Surveillance footage released during the trial showed Blunt and Land approaching the jewelry store on the morning of June 24, 2014. Blunt first entered the business at around 11:15 am and asked former store owner Mary DeLeon to show him alliances.
But DeLeon got a feeling something was wrong when Blunt asked her if she was alone. DeLeon, who appeared on the witness stand during the trial, said she lied and told Blunt there was a jeweler working in the back.
Then the store phone rang.
As DeLeon responded, Blunt allegedly pulled out a gun and pointed it at DeLeon’s head, demanding information about the store safe. DeLeon, who later described that she worked hard to make the business thrive, said she was ready to fight.
After a physical altercation, DeLeon was pushed to the ground and recalled feeling the pistol pressed to the back of her head. Remembering pre-security training, she thought about humanizing herself by telling the abuser that she had children.
“If you want to see them again, you will take me to the safe,” she reminded the shooter.
At this point, with DeLeon still lying on the floor, another man entered the business. DeLeon yelled at the man to get out of the store, but Blunt pointed the gun at the man and ordered him to stay inside, the prosecution said.
DeLeon reportedly told the client, “Go away or he’ll kill you.”
The man, who will later testify at the trial, said he turned and walked out of the store, fearing he was about to be shot in the back. While leaving, he encountered the other thief, Land, outside, and Land attempted to grab the other man’s cell phone to prevent him from calling the police, according to the prosecution.
After a fight, Land is said to have entered the jewelry store and Blunt is said to have attempted to leave. In the commotion, the prosecution said DeLeon was able to take off, set off a silent alarm in the store and grab a hidden gun.
Land walked over to a jewelry box in the back of the store, pushing it aside. DeLeon fired a single shot in her direction, intentionally missing, but causing Land to flee from the store by jumping out a window.

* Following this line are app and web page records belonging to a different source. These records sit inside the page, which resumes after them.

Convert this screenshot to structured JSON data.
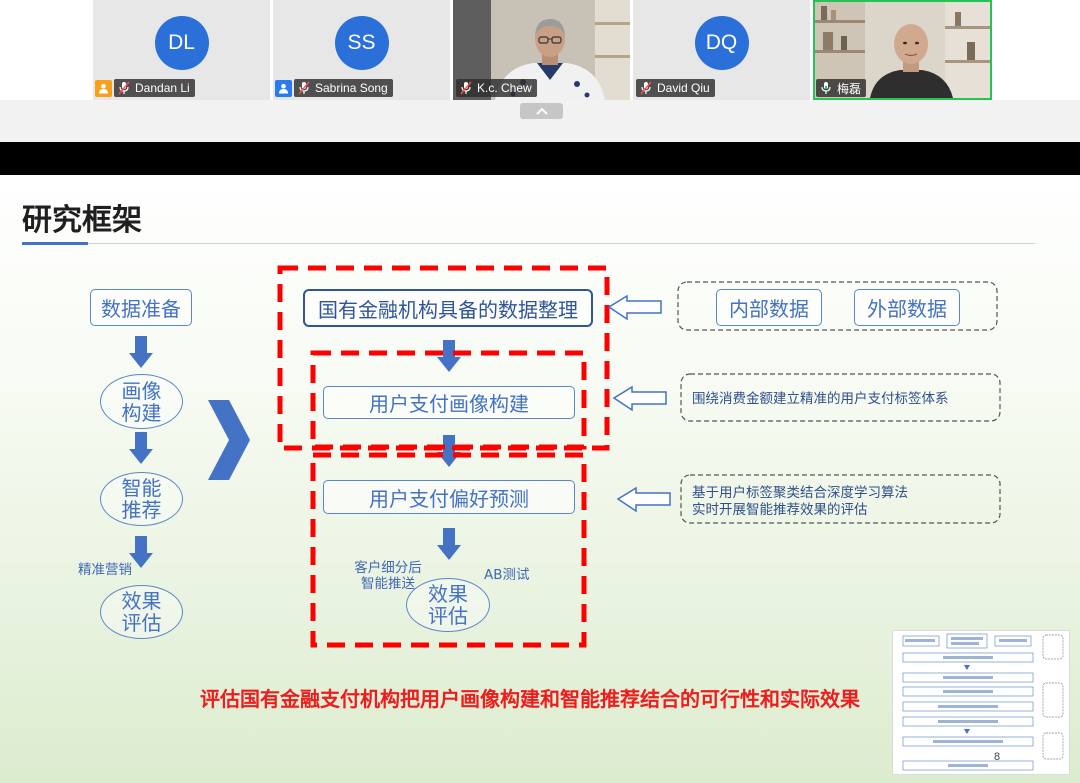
{
  "app": {
    "collapse_button_icon": "chevron-up-icon"
  },
  "participants": [
    {
      "initials": "DL",
      "name": "Dandan Li",
      "badge_icon": "host-icon",
      "badge_color": "#f7a01c",
      "mic": "muted",
      "video": "off",
      "avatar_color": "#2b6fd8"
    },
    {
      "initials": "SS",
      "name": "Sabrina Song",
      "badge_icon": "cohost-icon",
      "badge_color": "#2b7bf0",
      "mic": "muted",
      "video": "off",
      "avatar_color": "#2b6fd8"
    },
    {
      "name": "K.c. Chew",
      "mic": "muted",
      "video": "on"
    },
    {
      "initials": "DQ",
      "name": "David Qiu",
      "mic": "muted",
      "video": "off",
      "avatar_color": "#2b6fd8"
    },
    {
      "name": "梅磊",
      "mic": "on",
      "video": "on",
      "active_speaker": true,
      "highlight_color": "#23c552"
    }
  ],
  "slide": {
    "title": "研究框架",
    "left_flow": {
      "start": "数据准备",
      "step1": [
        "画像",
        "构建"
      ],
      "step2": [
        "智能",
        "推荐"
      ],
      "note": "精准营销",
      "step3": [
        "效果",
        "评估"
      ]
    },
    "center_flow": {
      "box1": "国有金融机构具备的数据整理",
      "box2": "用户支付画像构建",
      "box3": "用户支付偏好预测",
      "note_left": [
        "客户细分后",
        "智能推送"
      ],
      "note_right": "AB测试",
      "end": [
        "效果",
        "评估"
      ]
    },
    "right_notes": {
      "data_sources": [
        "内部数据",
        "外部数据"
      ],
      "note1": "围绕消费金额建立精准的用户支付标签体系",
      "note2": [
        "基于用户标签聚类结合深度学习算法",
        "实时开展智能推荐效果的评估"
      ]
    },
    "conclusion": "评估国有金融支付机构把用户画像构建和智能推荐结合的可行性和实际效果",
    "colors": {
      "accent_blue": "#4472c4",
      "dashed_highlight": "#ff0000",
      "conclusion_red": "#ee1c1c"
    }
  },
  "slide_preview": {
    "page_number": "8"
  }
}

The prosecution case relied heavily on a range of evidence, including testimony, surveillance footage of the shopping complex and nearby hotels, and DNA sequencing from objects left near the scene.
The defense chose not to make an opening argument, but during closing statements asked if Blunt’s identity could be determined with certainty based on the evidence presented.
“If you have a reasonable doubt that the accused committed the alleged crimes because they may have been committed by a third party, I ask you to find the accused not guilty,” said the lawyer for the Blunt’s defense, David Paul Gordon.
After the verdict, Gordon did not comment but thanked the jury for their services.
Coconino County District Attorney Bill Ring was not present at the trial, but when contacted by the Arizona Daily Sun commented on behalf of the prosecution:
“The accused committed a brazen theft against one of our local business owners and now rightly faces a mandatory jail term. We thank the jury for their deliberation and service in this important matter,” Ring said.
He also thanked the Flagstaff and Barker Police Department for the “skill and courage” they displayed throughout the case.
Blunt is scheduled to appear in Division Five of the Coconino Superior Court before Judge Cathleen Brown Nichols for sentencing next month. The crimes carry a mandatory prison sentence and Blunt could face more than 20 years on each of the charges.